▶ [Problem to solve]: If a line in the data below contains the word "JSON", copy it out.

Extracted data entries
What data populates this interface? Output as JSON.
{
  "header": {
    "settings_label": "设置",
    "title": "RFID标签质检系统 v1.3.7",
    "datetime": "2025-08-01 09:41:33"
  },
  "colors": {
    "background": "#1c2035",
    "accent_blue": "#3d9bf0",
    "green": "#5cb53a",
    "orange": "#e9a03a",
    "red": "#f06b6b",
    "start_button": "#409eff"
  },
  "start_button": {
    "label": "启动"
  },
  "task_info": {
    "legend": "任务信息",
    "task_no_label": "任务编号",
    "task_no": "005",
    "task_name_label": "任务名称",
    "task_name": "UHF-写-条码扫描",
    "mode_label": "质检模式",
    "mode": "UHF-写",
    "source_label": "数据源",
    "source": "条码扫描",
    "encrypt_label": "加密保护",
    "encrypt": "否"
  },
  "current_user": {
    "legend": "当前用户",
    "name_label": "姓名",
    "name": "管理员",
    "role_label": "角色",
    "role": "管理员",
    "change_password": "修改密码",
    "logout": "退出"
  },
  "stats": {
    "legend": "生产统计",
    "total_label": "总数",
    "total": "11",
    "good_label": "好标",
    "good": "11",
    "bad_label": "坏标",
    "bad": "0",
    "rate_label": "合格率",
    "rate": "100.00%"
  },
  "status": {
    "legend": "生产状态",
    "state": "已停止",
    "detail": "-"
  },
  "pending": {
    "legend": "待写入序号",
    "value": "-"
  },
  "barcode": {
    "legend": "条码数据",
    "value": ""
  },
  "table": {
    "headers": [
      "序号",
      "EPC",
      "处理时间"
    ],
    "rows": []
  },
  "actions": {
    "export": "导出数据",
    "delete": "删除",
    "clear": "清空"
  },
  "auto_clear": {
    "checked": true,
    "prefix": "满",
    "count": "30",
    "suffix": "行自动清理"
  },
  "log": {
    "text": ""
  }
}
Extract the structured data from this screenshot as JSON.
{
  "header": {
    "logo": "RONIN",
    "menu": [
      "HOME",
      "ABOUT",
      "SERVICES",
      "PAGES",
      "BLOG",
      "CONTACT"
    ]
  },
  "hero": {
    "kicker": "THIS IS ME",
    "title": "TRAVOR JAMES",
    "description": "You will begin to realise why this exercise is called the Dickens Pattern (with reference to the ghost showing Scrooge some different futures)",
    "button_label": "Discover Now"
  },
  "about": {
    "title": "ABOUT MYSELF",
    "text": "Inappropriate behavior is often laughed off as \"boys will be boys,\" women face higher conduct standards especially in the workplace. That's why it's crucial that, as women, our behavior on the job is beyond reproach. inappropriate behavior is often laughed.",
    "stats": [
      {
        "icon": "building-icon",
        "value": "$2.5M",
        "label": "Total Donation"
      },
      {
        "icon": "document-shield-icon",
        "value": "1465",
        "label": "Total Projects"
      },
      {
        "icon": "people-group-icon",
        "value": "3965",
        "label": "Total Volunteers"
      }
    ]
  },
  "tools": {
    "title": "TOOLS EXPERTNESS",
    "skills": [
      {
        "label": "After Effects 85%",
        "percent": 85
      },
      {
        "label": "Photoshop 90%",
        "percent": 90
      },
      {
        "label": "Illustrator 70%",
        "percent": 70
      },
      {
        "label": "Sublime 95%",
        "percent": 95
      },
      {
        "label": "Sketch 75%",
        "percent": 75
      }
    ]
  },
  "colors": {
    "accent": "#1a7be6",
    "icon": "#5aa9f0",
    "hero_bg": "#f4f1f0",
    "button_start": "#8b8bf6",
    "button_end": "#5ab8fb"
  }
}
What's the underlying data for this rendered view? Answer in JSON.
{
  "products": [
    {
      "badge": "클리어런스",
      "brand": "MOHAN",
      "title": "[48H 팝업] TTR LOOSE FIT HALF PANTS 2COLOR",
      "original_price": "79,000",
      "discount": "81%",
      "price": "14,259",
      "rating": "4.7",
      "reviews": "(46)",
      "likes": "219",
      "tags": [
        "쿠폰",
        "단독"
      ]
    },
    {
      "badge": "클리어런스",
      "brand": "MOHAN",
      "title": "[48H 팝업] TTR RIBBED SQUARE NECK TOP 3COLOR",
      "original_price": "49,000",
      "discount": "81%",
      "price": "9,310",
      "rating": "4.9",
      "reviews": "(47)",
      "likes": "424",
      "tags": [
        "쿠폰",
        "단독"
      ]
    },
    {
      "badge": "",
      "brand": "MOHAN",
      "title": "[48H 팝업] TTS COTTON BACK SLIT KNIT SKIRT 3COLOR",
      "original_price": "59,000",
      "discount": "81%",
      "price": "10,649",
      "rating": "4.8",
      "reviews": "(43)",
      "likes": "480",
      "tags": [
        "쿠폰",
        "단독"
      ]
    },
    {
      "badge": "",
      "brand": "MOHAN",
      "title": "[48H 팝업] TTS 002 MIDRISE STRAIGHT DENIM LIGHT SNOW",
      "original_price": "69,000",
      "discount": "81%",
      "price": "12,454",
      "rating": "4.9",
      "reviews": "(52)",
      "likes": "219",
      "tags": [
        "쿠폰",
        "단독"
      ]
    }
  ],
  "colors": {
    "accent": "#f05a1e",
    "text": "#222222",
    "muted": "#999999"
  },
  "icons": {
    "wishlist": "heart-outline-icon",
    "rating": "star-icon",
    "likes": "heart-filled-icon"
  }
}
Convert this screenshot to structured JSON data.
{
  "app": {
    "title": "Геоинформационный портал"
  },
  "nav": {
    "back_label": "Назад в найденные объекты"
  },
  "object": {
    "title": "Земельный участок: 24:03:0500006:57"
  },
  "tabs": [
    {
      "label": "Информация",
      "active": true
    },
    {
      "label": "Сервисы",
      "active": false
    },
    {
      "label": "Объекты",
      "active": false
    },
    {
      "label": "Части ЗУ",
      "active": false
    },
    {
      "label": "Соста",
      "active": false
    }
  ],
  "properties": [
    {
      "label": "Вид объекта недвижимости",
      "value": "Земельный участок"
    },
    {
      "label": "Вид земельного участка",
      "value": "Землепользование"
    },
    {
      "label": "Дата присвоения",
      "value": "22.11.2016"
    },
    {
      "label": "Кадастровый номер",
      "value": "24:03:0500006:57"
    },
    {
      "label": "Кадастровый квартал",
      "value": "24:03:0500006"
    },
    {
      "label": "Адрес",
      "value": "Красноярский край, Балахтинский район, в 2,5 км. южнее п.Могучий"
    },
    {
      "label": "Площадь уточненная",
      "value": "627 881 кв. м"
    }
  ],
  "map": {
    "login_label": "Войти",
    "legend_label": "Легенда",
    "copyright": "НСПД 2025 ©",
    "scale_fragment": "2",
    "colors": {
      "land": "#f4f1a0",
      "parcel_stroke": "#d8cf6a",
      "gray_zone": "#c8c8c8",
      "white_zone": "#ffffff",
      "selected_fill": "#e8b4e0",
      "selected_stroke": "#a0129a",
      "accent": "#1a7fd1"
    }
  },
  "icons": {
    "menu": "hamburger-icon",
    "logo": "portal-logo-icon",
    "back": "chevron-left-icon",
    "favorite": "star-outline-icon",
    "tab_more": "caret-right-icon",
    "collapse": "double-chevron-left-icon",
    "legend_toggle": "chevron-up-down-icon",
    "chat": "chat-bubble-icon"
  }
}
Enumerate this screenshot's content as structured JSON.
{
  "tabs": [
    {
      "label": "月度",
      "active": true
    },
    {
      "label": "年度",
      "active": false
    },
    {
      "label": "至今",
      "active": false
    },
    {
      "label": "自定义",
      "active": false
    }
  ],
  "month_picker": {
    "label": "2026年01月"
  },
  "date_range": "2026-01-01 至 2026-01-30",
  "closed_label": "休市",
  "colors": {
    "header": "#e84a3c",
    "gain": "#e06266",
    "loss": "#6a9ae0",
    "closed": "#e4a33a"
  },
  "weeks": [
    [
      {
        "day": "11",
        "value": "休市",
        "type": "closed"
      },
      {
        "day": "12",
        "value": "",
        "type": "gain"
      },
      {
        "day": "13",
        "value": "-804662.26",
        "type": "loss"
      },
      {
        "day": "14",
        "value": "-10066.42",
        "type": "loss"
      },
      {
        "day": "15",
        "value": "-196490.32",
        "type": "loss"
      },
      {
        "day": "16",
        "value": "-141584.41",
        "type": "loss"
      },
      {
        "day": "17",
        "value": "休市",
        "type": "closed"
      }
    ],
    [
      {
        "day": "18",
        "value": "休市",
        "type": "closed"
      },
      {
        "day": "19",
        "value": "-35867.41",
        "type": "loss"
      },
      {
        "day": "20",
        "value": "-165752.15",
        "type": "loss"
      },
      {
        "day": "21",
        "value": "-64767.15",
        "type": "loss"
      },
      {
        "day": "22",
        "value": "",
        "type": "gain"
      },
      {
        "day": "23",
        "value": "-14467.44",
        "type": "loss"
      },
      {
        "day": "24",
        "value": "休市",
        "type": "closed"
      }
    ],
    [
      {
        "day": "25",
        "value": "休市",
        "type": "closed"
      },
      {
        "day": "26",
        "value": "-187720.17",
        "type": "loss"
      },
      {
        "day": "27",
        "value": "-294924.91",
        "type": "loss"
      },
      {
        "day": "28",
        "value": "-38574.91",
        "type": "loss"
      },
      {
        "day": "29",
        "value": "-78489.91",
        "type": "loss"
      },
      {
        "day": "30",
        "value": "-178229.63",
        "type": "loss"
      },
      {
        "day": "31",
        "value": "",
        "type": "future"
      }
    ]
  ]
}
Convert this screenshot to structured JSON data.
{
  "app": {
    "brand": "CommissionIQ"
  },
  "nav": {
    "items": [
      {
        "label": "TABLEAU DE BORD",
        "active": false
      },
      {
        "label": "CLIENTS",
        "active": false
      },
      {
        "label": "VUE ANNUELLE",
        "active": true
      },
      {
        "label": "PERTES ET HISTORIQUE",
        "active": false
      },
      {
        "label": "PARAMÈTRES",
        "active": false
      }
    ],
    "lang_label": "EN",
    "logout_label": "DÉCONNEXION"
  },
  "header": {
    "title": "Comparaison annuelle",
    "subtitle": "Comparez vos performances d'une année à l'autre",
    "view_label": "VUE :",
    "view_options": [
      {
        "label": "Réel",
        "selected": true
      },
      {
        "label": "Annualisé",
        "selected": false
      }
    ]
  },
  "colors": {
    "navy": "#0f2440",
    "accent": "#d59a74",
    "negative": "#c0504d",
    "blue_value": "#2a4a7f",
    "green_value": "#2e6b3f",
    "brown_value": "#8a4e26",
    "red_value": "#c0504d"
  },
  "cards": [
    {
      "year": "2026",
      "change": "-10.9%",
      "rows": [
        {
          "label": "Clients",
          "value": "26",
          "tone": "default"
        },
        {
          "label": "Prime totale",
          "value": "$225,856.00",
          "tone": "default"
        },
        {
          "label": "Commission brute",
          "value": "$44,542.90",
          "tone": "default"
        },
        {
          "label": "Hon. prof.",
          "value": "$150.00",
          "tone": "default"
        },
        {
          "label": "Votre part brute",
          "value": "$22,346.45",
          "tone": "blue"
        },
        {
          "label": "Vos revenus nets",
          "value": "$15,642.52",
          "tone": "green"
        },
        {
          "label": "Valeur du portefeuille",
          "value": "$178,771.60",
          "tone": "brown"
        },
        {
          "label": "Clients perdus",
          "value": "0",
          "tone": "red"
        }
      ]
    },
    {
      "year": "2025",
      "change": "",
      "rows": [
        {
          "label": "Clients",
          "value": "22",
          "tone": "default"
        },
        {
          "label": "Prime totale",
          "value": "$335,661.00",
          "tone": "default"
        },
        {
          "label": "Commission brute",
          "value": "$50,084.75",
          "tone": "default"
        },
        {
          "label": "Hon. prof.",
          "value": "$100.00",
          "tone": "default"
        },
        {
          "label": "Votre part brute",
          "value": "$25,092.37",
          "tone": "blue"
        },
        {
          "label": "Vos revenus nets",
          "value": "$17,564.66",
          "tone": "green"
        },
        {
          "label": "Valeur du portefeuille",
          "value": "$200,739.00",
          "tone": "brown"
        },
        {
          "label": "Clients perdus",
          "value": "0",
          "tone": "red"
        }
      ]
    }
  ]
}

▶ [The completed task]:
What data populates this interface? Output as JSON.
Extract the structured data from this screenshot as JSON.
What's the underlying data for this rendered view? Answer in JSON.
Convert this screenshot to structured JSON data.
Enumerate this screenshot's content as structured JSON.
Convert this screenshot to structured JSON data.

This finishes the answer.